Article 40 of the convention provides that a diplomatic agent is entitled to "inviolability and such other immunities as may be required to ensure his transit or return" through a territory of a third state.
Del Rosario said the Foreign Affairs department has suggested to him to consider filing a protest against Hong Kong.
He added that he has never encountered a problem in using his diplomatic passport prior to filing the communication against Chinese President Xi Jinping.
"As I said earlier, I sit on the board of First Pacific and it calls for visiting Hong Kong for meetings, regularly, 4 to 5 times a year.
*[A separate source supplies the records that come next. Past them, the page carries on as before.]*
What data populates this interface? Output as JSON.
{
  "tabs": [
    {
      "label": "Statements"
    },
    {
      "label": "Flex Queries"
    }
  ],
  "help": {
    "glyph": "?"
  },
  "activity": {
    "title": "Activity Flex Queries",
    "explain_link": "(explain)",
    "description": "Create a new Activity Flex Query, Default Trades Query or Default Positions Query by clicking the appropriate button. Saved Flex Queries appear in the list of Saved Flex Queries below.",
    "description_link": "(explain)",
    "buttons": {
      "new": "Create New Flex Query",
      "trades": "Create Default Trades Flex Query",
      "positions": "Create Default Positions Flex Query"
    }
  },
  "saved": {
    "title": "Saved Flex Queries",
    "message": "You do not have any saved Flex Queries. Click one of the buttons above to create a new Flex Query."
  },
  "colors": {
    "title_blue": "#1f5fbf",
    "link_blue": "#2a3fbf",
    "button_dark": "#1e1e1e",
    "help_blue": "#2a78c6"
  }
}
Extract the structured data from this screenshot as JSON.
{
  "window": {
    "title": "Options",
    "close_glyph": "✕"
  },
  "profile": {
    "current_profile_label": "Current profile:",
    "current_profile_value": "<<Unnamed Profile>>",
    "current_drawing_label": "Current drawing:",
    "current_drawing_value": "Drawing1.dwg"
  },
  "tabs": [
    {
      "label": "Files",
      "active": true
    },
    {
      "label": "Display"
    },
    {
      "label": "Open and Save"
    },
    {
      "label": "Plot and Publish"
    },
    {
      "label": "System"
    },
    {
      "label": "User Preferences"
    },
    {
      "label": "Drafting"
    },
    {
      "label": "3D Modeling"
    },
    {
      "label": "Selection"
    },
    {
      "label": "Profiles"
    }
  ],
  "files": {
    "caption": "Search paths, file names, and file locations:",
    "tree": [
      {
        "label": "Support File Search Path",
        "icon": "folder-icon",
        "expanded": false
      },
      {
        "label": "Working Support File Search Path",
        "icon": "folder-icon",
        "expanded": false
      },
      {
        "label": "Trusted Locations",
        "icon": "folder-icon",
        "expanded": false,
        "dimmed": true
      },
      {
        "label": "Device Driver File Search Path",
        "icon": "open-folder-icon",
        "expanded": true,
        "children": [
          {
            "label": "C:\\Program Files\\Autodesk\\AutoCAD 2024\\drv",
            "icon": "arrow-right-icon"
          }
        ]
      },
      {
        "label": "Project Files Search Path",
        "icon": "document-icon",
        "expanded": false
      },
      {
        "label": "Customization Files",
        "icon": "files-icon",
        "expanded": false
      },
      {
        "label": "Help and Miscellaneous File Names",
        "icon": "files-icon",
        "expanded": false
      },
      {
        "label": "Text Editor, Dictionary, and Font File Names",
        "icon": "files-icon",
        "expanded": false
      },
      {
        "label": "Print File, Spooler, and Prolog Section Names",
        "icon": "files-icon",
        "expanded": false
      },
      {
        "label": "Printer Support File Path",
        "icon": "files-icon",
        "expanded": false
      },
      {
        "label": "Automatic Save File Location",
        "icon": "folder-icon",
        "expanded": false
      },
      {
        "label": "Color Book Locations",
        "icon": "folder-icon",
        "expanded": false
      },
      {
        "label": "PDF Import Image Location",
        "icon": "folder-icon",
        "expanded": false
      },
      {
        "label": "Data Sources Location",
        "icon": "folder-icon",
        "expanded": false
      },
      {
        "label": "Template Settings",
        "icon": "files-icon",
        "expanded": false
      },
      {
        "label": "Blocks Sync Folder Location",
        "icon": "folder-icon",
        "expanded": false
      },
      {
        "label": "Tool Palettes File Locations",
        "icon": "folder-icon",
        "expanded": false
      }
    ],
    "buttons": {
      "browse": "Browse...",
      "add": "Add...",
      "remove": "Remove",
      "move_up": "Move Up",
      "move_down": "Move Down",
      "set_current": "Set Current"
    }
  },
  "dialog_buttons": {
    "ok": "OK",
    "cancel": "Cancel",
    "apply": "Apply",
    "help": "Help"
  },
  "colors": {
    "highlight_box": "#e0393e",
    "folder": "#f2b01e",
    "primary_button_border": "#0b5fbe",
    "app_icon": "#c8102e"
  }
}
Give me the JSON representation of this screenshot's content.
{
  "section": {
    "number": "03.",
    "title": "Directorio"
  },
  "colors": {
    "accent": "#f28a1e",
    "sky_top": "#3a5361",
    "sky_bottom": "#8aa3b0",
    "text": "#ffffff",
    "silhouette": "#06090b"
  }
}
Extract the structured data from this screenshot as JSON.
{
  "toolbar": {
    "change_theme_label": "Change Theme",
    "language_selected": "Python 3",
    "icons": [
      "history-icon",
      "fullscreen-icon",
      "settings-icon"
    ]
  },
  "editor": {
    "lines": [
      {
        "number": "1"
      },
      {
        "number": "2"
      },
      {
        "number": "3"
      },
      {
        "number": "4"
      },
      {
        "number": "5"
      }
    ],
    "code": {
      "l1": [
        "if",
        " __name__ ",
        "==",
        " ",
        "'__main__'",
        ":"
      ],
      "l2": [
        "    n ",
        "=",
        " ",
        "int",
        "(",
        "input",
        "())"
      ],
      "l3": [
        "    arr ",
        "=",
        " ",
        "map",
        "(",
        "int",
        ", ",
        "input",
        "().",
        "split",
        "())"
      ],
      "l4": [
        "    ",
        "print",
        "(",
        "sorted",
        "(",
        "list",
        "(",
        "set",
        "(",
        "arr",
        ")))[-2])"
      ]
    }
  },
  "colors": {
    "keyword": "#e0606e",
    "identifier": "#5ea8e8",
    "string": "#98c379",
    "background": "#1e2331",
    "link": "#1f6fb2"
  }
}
And each of those the diplomatic passport is a privilege given to former SFAs (Secretary of Foreign Affairs). So I’ve taken advantage of that," he said.
"Never [had problems before], not even a hint of a problem."
The Palace, however, highlighted that "any country has the authority and the right to bar entry to any foreign national to its territory."
Last month, former Ombudsman Conchita Carpio Morales experienced the same ordeal when she flew to Hong Kong for a family vacation.
Morales, who along with Del Rosario and a group of Filipino fishermen hauled the Chinese leader to the International Criminal Court for alleged crimes against humanity, was also held for questioning at Hong Kong Airport.
Following Morales' experience, Panelo said Del Rosario "should have been prudent enough to ensure that Hong Kong, a Chinese Special Administrative Region, has no objection to his entry."
Panelo meanwhile assured Del Rosario that the Philippine government would continue to help him "notwithstanding his penchant to capitalize and politicize issues" related to President Rodrigo Duterte's foreign policy towards China.
"He remains a Filipino citizen entitled to protection and assistance from the Philippine Government," Panelo said.
Del Rosario is a vocal critic of the Duterte administration's friendlier stance towards China despite the maritime dispute.